2012 National Bullying Survey Shows A Growing Need For Integrated Anti-Bullying Curriculum More than half of middle school principals consider bullying a major problem
COLUMBUS, Ohio, Dec. 12, 2012 /PRNewswire/ -- Results just released from a national survey of K–12 principals offers new insight about how educators view the issue of bullying and how to address it in schools. Columbus-based research company, Saperstein Associates, Inc., administered the 2012 National Bullying Survey that prompted responses from nearly 2,000 elementary, middle school, and high school principals from across the country. Responses showed that more than half of middle school principals feel that bullying is a major problem. "Bullying is the latest issue that has hit public schools...how we address the issue must be at the top of our list," reported a Texas middle school principal. "We can no longer sit back and hope it will go away—it won't."
Bullying was defined throughout the questionnaire by a variety of behaviors that include:
- Saying hurtful things to someone about their appearance or ability
- Posting disrespectful comments about someone online
- Hurting someone by physical actions
- Treating someone badly
- Excluding someone intentionally, because of who they are
- Bullying ranks in the top five problems for more than half of the middle schools principals compared to 32 percent of elementary principals and 36 percent at the high school level.
- Seventy-three percent of respondents feel that lessons integrated into the academic curriculum would be more effective than a separate class devoted to bullying.
- Cyber bullying ranked highest among high school principals at 63 percent, whereas verbal and social bullying ranked the highest in middle school.
- Thirteen percent of high school principals reported that a student has either attempted or committed suicide as a result of being bullied.
- Only one in six principals report that the number of incidents involving bullying has decreased significantly as a result of their bullying prevention initiatives.
"Many of the responses suggested that when lessons are integrated, the information is spread throughout the lesson and then permeates into other curricular areas and discussions," says Martin Saperstein, Ph.D., President of Saperstein Associates, Inc. "It's also a more economical way to teach the anti-bullying subject. Research shows that learning is easier when it is attached to other learning."
An Educational Summit—Beyond Bullying: Safe Schools, Successful Students—will address these issues highlighted in the survey.
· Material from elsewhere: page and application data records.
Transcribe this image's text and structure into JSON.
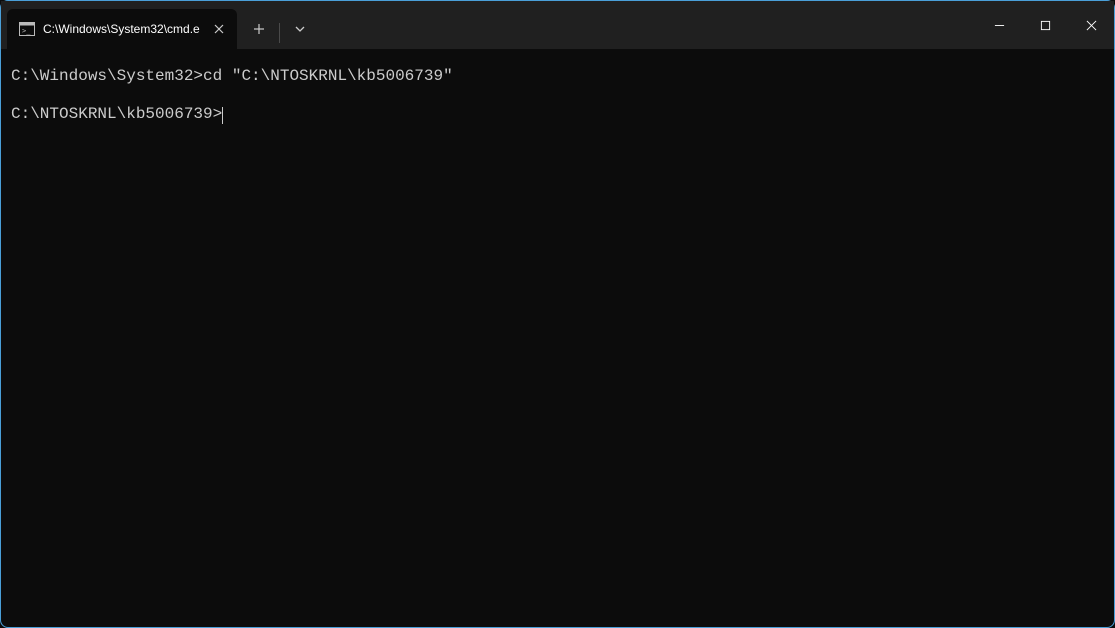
{
  "tab": {
    "title": "C:\\Windows\\System32\\cmd.e"
  },
  "terminal": {
    "lines": [
      {
        "prompt": "C:\\Windows\\System32>",
        "command": "cd \"C:\\NTOSKRNL\\kb5006739\""
      },
      {
        "blank": true
      },
      {
        "prompt": "C:\\NTOSKRNL\\kb5006739>",
        "command": "",
        "cursor": true
      }
    ]
  }
}
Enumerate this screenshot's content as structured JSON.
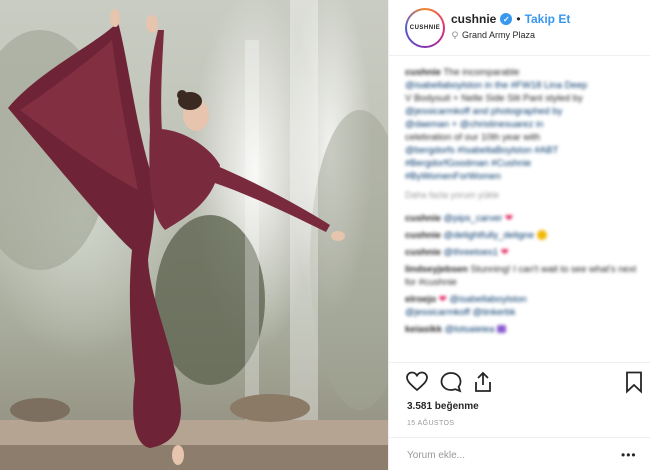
{
  "post": {
    "image_alt": "Dancer in burgundy satin dress posing in front of fountain"
  },
  "header": {
    "avatar_text": "CUSHNIE",
    "username": "cushnie",
    "separator": "•",
    "follow_label": "Takip Et",
    "location": "Grand Army Plaza"
  },
  "caption": {
    "user": "cushnie",
    "lines": [
      "The incomparable",
      "@isabellaboylston in the #FW18 Lina Deep",
      "V Bodysuit + Nelle Side Slit Pant styled by",
      "@jessicarmkoff and photographed by",
      "@daeman + @christinesuarez in",
      "celebration of our 10th year with",
      "@bergdorfs #IsabellaBoylston #ABT",
      "#BergdorfGoodman #Cushnie",
      "#ByWomenForWomen"
    ]
  },
  "view_replies": "Daha fazla yorum yükle",
  "comments": [
    {
      "user": "cushnie",
      "text": "@pips_carver",
      "emoji": "heart"
    },
    {
      "user": "cushnie",
      "text": "@delightfully_deligne",
      "emoji": "face"
    },
    {
      "user": "cushnie",
      "text": "@threetoes1",
      "emoji": "heart"
    },
    {
      "user": "lindseyjebsen",
      "text": "Stunning! I can't wait to see what's next for #cushnie",
      "emoji": ""
    },
    {
      "user": "elroejo",
      "text": "@isabellaboylston",
      "emoji": "heart",
      "extra": "@jessicarmkoff @tinkerbk"
    },
    {
      "user": "keiasikk",
      "text": "@lotsaieiea",
      "emoji": "purple"
    }
  ],
  "actions": {
    "like_icon": "heart-outline-icon",
    "comment_icon": "speech-bubble-icon",
    "share_icon": "share-icon",
    "save_icon": "bookmark-icon"
  },
  "likes": "3.581 beğenme",
  "date": "15 AĞUSTOS",
  "comment_input": {
    "placeholder": "Yorum ekle..."
  },
  "more_label": "•••",
  "colors": {
    "accent": "#3897f0",
    "dress": "#6e2436",
    "heart": "#e0245e"
  }
}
Scheduled for January 14, 2013 at Teachers College, Columbia University in New York City, the event (hosted by Zaner-Bloser, in partnership with the Institute for Urban and Minority Education) will offer presentations that include:
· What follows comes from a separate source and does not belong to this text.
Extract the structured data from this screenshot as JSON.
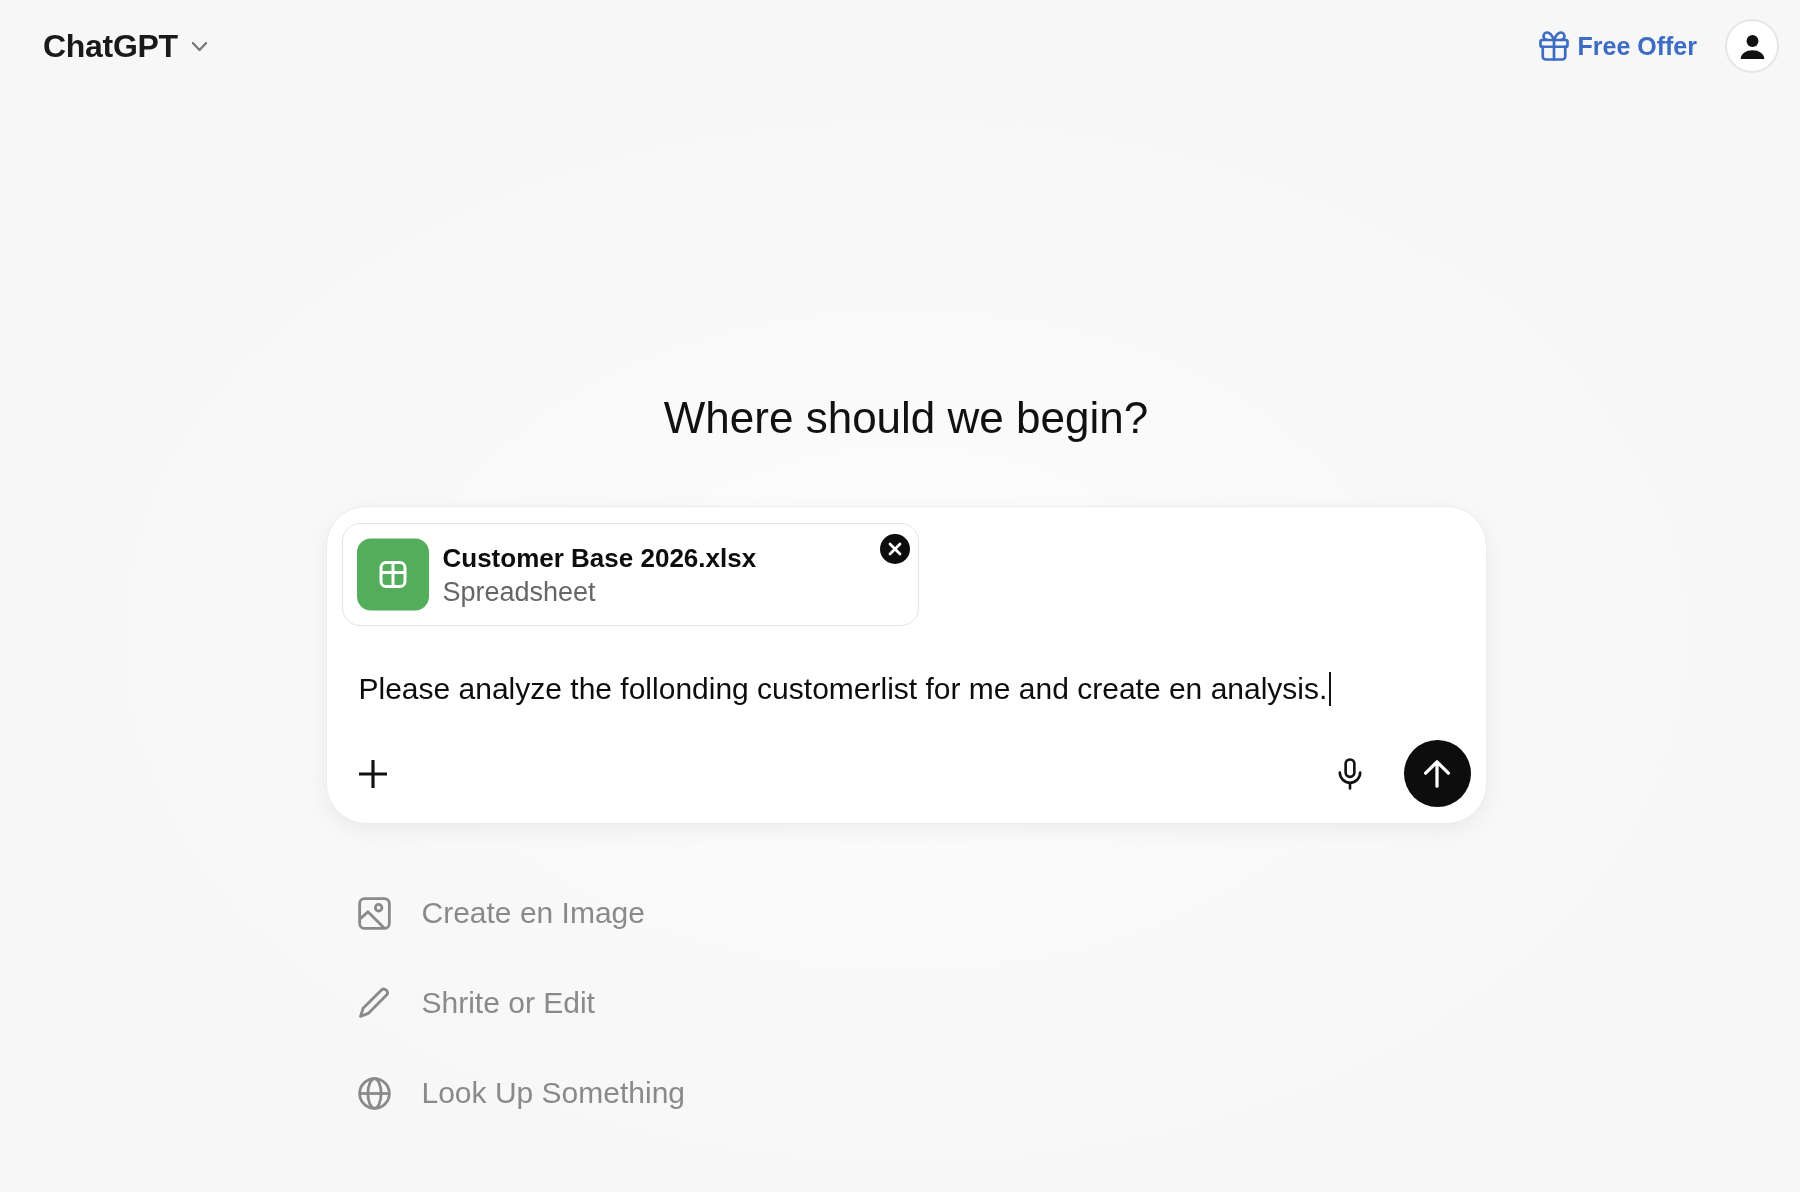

- A keynote address from Kirk Smalley, Spokesperson for Stand for the Silent who was featured in the film Bully
- Research regarding the impact of social-emotional learning (SEL) on academic achievement
- How SEL supports the Common Core State Standards
- Superintendent panel discussion on best practices for eliminating bullying
According to Ed Dunkelblau, Ph.D., Director of the Institute for Emotionally Intelligent Learning (and one of the presenters at the upcoming Summit), incorporating SEL into a curriculum has proven to be effective when both students and teachers are learning-ready. "Social-emotional learning is a set of skills that allow us to become better at understanding and managing our emotions and learning how they impact the choices we make, the relationships we have, and our outlook in life. Not only is it effective, but students' grades and test scores also improve."